Rio 2016: Cuban boxers look to dominate in the ring

A dominant force in the Olympics boxing ring, Cuba will find it tough to maintain supremacy against professional boxers.

    Professional boxers are competing at the Olympics for the first time after the international boxing association, AIBA, approved a constitutional change earlier this June.

    The male boxers will also be in the ring without headguards for the first time since 1980, which could see more fights stopped on cuts, and a new pro-style 10-point scoring system.

    Follow our Rio 2016 coverage

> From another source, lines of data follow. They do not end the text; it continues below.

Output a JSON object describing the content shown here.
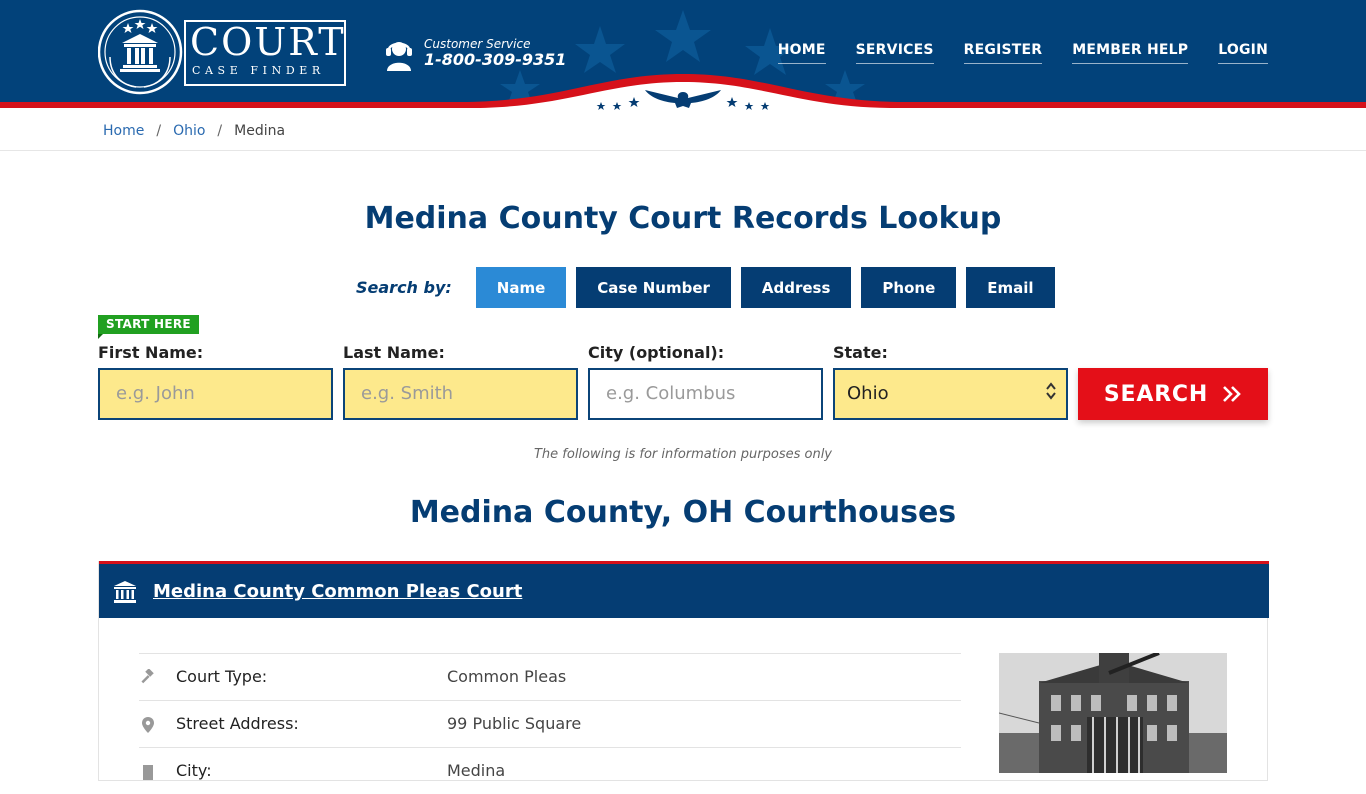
{
  "brand": {
    "name": "COURT",
    "tagline": "CASE FINDER"
  },
  "customer_service": {
    "label": "Customer Service",
    "phone": "1-800-309-9351"
  },
  "nav": [
    {
      "label": "HOME"
    },
    {
      "label": "SERVICES"
    },
    {
      "label": "REGISTER"
    },
    {
      "label": "MEMBER HELP"
    },
    {
      "label": "LOGIN"
    }
  ],
  "breadcrumb": {
    "items": [
      "Home",
      "Ohio"
    ],
    "current": "Medina",
    "separator": "/"
  },
  "page_title": "Medina County Court Records Lookup",
  "search_by": {
    "label": "Search by:",
    "options": [
      {
        "label": "Name",
        "active": true
      },
      {
        "label": "Case Number",
        "active": false
      },
      {
        "label": "Address",
        "active": false
      },
      {
        "label": "Phone",
        "active": false
      },
      {
        "label": "Email",
        "active": false
      }
    ]
  },
  "start_here": "START HERE",
  "form": {
    "first_name": {
      "label": "First Name:",
      "placeholder": "e.g. John"
    },
    "last_name": {
      "label": "Last Name:",
      "placeholder": "e.g. Smith"
    },
    "city": {
      "label": "City (optional):",
      "placeholder": "e.g.  Columbus"
    },
    "state": {
      "label": "State:",
      "value": "Ohio"
    },
    "submit": "SEARCH"
  },
  "disclaimer": "The following is for information purposes only",
  "section_title": "Medina County, OH Courthouses",
  "courthouse": {
    "name": "Medina County Common Pleas Court",
    "rows": [
      {
        "label": "Court Type:",
        "value": "Common Pleas",
        "icon": "gavel-icon"
      },
      {
        "label": "Street Address:",
        "value": "99 Public Square",
        "icon": "map-pin-icon"
      },
      {
        "label": "City:",
        "value": "Medina",
        "icon": "city-icon"
      }
    ]
  },
  "colors": {
    "navy": "#053d73",
    "header": "#02427a",
    "red": "#e40f18",
    "active_blue": "#2b8ad6",
    "field_yellow": "#fde98c",
    "green": "#21a021"
  }
}
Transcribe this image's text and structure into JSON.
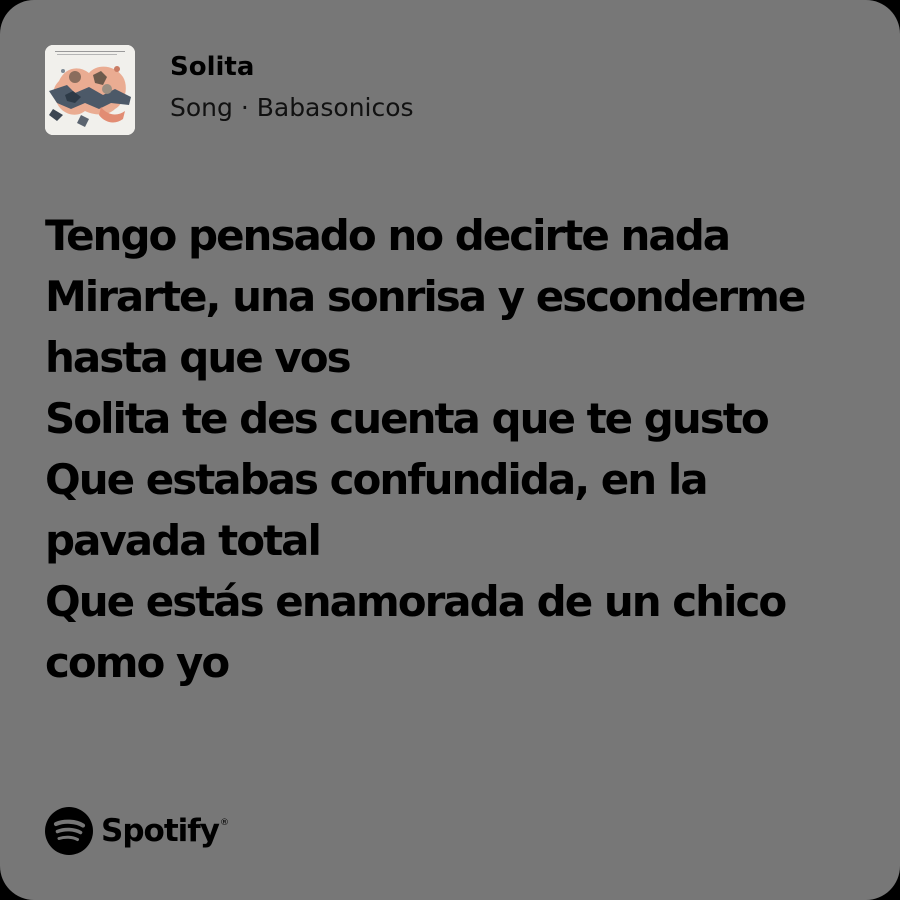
{
  "song": {
    "title": "Solita",
    "meta": "Song · Babasonicos",
    "cover_icon": "album-cover-collage"
  },
  "lyrics": {
    "lines": [
      "Tengo pensado no decirte nada",
      "Mirarte, una sonrisa y esconderme",
      "hasta que vos",
      "Solita te des cuenta que te gusto",
      "Que estabas confundida, en la",
      "pavada total",
      "Que estás enamorada de un chico",
      "como yo"
    ]
  },
  "brand": {
    "name": "Spotify",
    "trademark": "®",
    "icon": "spotify-icon"
  },
  "colors": {
    "card_background": "#777777",
    "text": "#000000"
  }
}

    Cuban boxers, staunchly amateur, have dominated Olympic and World Championships for more than 40 years. 

    "Some boxers are better technically or stronger than others but I don't think there's any fear or danger between professionals or amateurs under the Olympic rules," Eduardo Limonta, a Cuban Boxing Commission official, told Al Jazeera.

    The Caribbean nation has won 67 medals in the ring, 34 of them gold.

    However, AIBA's decision to include professional boxers means the Cubans could be up against stronger-than-usual opposition in Rio de Janeiro.

    SOURCE: Al Jazeera and agencies


    YOU MIGHT ALSO LIKE

    'We will cut your throats': The anatomy of Greece's lynch mobs

    The brutality of Greece's racist lynch mobs

    With anti-migrant violence hitting a fever pitch, victims ask why Greek authorities have carried out so few arrests.

    The rise of Pakistan's 'burger' generation

    The rise of Pakistan's 'burger' generation

    How a homegrown burger joint pioneered a food revolution and decades later gave a young, politicised class its identity.

    From Cameroon to US-Mexico border: 'We saw corpses along the way'

    'We saw corpses along the way'

    Kombo Yannick is one of the many African asylum seekers braving the longer Latin America route to the US.